The U.S. Equal Employment Opportunity Commission (EEOC) released its detailed information on workplace discrimination charges it received in 2021. Unsurprisingly, for the second year in a row, the total number of charges decreased as COVID-19 either shut down workplaces or disconnected employees from each other. In 2021, the agency received a total of approximately 61,000 workplace discrimination charges - the fewest in 25 years by a wide margin. For reference, the agency received over 67,000 charges in 2020, and averaged almost 90,000 charges per year over the previous 10 years.

Ohio’s Managed Care Overhaul Delayed – New Implementation Timeline

At the direction of Governor Mike DeWine, the Ohio Department of Medicaid (ODM) launched the Medicaid Managed Care Procurement process in 2019. ODM’s stated vision for the procurement was to focus on people and not just the business of managed care. This is the first structural change to Ohio’s managed care system since the Centers for Medicare & Medicaid Services' (CMS) approval of Ohio’s Medicaid program in 2005. Initially, all of the new managed care programs were supposed to be implemented starting on July 1, 2022. However, ODM Director Maureen Corcoran recently confirmed that this date will be pushed back for several managed care-related programs.

Laboratory Specimen Collection Arrangements with Contract Hospitals - OIG Advisory Opinion 22-09

On April 28, 2022, the Department of Health and Human Services, Office of Inspector General (“OIG”) published an Advisory Opinion[1] in which it evaluated a proposed arrangement where a network of clinical laboratories (the “Requestor”) would compensate hospitals (each a “Contract Hospital”) for specimen collection, processing, and handling services (“Collection Services”) for laboratory tests furnished by the Requestor (the “Proposed Arrangement”). The OIG concluded that the Proposed Arrangement would generate prohibited remuneration under the federal Anti-Kickback Statute (“AKS”) if the requisite intent were present.

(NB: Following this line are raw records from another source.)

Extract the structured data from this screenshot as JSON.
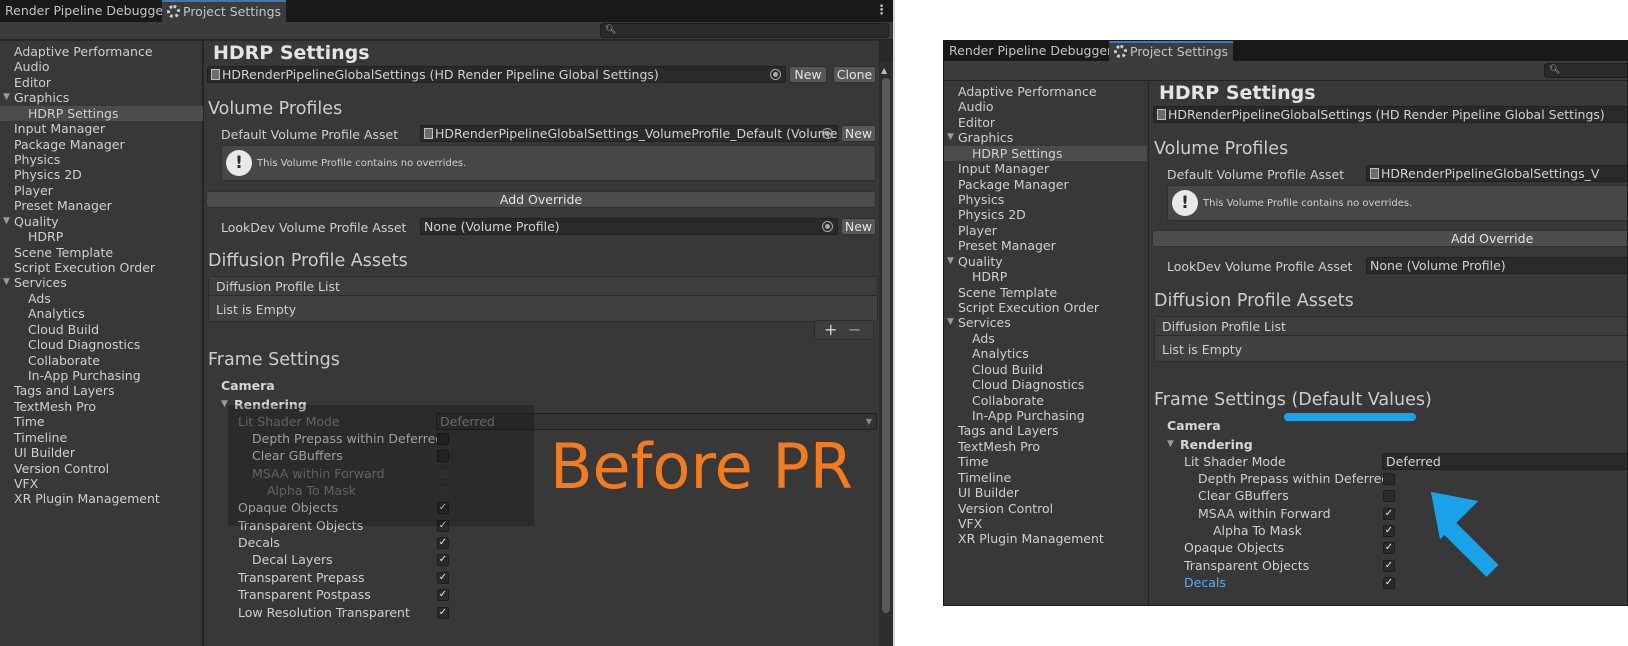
{
  "before": {
    "tabs": [
      {
        "label": "Render Pipeline Debugger"
      },
      {
        "label": "Project Settings",
        "icon": "gear-icon"
      }
    ],
    "sidebar": [
      {
        "label": "Adaptive Performance"
      },
      {
        "label": "Audio"
      },
      {
        "label": "Editor"
      },
      {
        "label": "Graphics",
        "expanded": true
      },
      {
        "label": "HDRP Settings",
        "selected": true
      },
      {
        "label": "Input Manager"
      },
      {
        "label": "Package Manager"
      },
      {
        "label": "Physics"
      },
      {
        "label": "Physics 2D"
      },
      {
        "label": "Player"
      },
      {
        "label": "Preset Manager"
      },
      {
        "label": "Quality",
        "expanded": true
      },
      {
        "label": "HDRP"
      },
      {
        "label": "Scene Template"
      },
      {
        "label": "Script Execution Order"
      },
      {
        "label": "Services",
        "expanded": true
      },
      {
        "label": "Ads"
      },
      {
        "label": "Analytics"
      },
      {
        "label": "Cloud Build"
      },
      {
        "label": "Cloud Diagnostics"
      },
      {
        "label": "Collaborate"
      },
      {
        "label": "In-App Purchasing"
      },
      {
        "label": "Tags and Layers"
      },
      {
        "label": "TextMesh Pro"
      },
      {
        "label": "Time"
      },
      {
        "label": "Timeline"
      },
      {
        "label": "UI Builder"
      },
      {
        "label": "Version Control"
      },
      {
        "label": "VFX"
      },
      {
        "label": "XR Plugin Management"
      }
    ],
    "title": "HDRP Settings",
    "global_settings_asset": "HDRenderPipelineGlobalSettings (HD Render Pipeline Global Settings)",
    "new_label": "New",
    "clone_label": "Clone",
    "volume_profiles_heading": "Volume Profiles",
    "default_volume_label": "Default Volume Profile Asset",
    "default_volume_value": "HDRenderPipelineGlobalSettings_VolumeProfile_Default (Volume Profile)",
    "no_overrides_text": "This Volume Profile contains no overrides.",
    "add_override_label": "Add Override",
    "lookdev_label": "LookDev Volume Profile Asset",
    "lookdev_value": "None (Volume Profile)",
    "diffusion_heading": "Diffusion Profile Assets",
    "diffusion_list_header": "Diffusion Profile List",
    "list_empty": "List is Empty",
    "plus": "+",
    "minus": "−",
    "frame_settings_heading": "Frame Settings",
    "camera_label": "Camera",
    "rendering_label": "Rendering",
    "lit_shader_label": "Lit Shader Mode",
    "lit_shader_value": "Deferred",
    "frame_rows": [
      {
        "label": "Depth Prepass within Deferred",
        "checked": false,
        "enabled": true
      },
      {
        "label": "Clear GBuffers",
        "checked": false,
        "enabled": true
      },
      {
        "label": "MSAA within Forward",
        "checked": false,
        "enabled": false
      },
      {
        "label": "Alpha To Mask",
        "checked": false,
        "enabled": false
      },
      {
        "label": "Opaque Objects",
        "checked": true,
        "enabled": true
      },
      {
        "label": "Transparent Objects",
        "checked": true,
        "enabled": true
      },
      {
        "label": "Decals",
        "checked": true,
        "enabled": true
      },
      {
        "label": "Decal Layers",
        "checked": true,
        "enabled": true
      },
      {
        "label": "Transparent Prepass",
        "checked": true,
        "enabled": true
      },
      {
        "label": "Transparent Postpass",
        "checked": true,
        "enabled": true
      },
      {
        "label": "Low Resolution Transparent",
        "checked": true,
        "enabled": true
      }
    ],
    "annotation": "Before PR",
    "annotation_color": "#f27b20"
  },
  "after": {
    "tabs": [
      {
        "label": "Render Pipeline Debugger"
      },
      {
        "label": "Project Settings",
        "icon": "gear-icon"
      }
    ],
    "sidebar": [
      {
        "label": "Adaptive Performance"
      },
      {
        "label": "Audio"
      },
      {
        "label": "Editor"
      },
      {
        "label": "Graphics",
        "expanded": true
      },
      {
        "label": "HDRP Settings",
        "selected": true
      },
      {
        "label": "Input Manager"
      },
      {
        "label": "Package Manager"
      },
      {
        "label": "Physics"
      },
      {
        "label": "Physics 2D"
      },
      {
        "label": "Player"
      },
      {
        "label": "Preset Manager"
      },
      {
        "label": "Quality",
        "expanded": true
      },
      {
        "label": "HDRP"
      },
      {
        "label": "Scene Template"
      },
      {
        "label": "Script Execution Order"
      },
      {
        "label": "Services",
        "expanded": true
      },
      {
        "label": "Ads"
      },
      {
        "label": "Analytics"
      },
      {
        "label": "Cloud Build"
      },
      {
        "label": "Cloud Diagnostics"
      },
      {
        "label": "Collaborate"
      },
      {
        "label": "In-App Purchasing"
      },
      {
        "label": "Tags and Layers"
      },
      {
        "label": "TextMesh Pro"
      },
      {
        "label": "Time"
      },
      {
        "label": "Timeline"
      },
      {
        "label": "UI Builder"
      },
      {
        "label": "Version Control"
      },
      {
        "label": "VFX"
      },
      {
        "label": "XR Plugin Management"
      }
    ],
    "title": "HDRP Settings",
    "global_settings_asset": "HDRenderPipelineGlobalSettings (HD Render Pipeline Global Settings)",
    "volume_profiles_heading": "Volume Profiles",
    "default_volume_label": "Default Volume Profile Asset",
    "default_volume_value": "HDRenderPipelineGlobalSettings_V",
    "no_overrides_text": "This Volume Profile contains no overrides.",
    "add_override_label": "Add Override",
    "lookdev_label": "LookDev Volume Profile Asset",
    "lookdev_value": "None (Volume Profile)",
    "diffusion_heading": "Diffusion Profile Assets",
    "diffusion_list_header": "Diffusion Profile List",
    "list_empty": "List is Empty",
    "frame_settings_heading": "Frame Settings",
    "frame_settings_suffix": "(Default Values)",
    "camera_label": "Camera",
    "rendering_label": "Rendering",
    "lit_shader_label": "Lit Shader Mode",
    "lit_shader_value": "Deferred",
    "frame_rows": [
      {
        "label": "Depth Prepass within Deferred",
        "checked": false
      },
      {
        "label": "Clear GBuffers",
        "checked": false
      },
      {
        "label": "MSAA within Forward",
        "checked": true
      },
      {
        "label": "Alpha To Mask",
        "checked": true
      },
      {
        "label": "Opaque Objects",
        "checked": true
      },
      {
        "label": "Transparent Objects",
        "checked": true
      },
      {
        "label": "Decals",
        "checked": true
      }
    ],
    "highlight_color": "#1aa3e8"
  }
}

This is due to both the possibility that the proposed per-patient-encounter fee would be used to induce or reward referrals to Requestor and the associated risk of improperly steering patients to Requestor.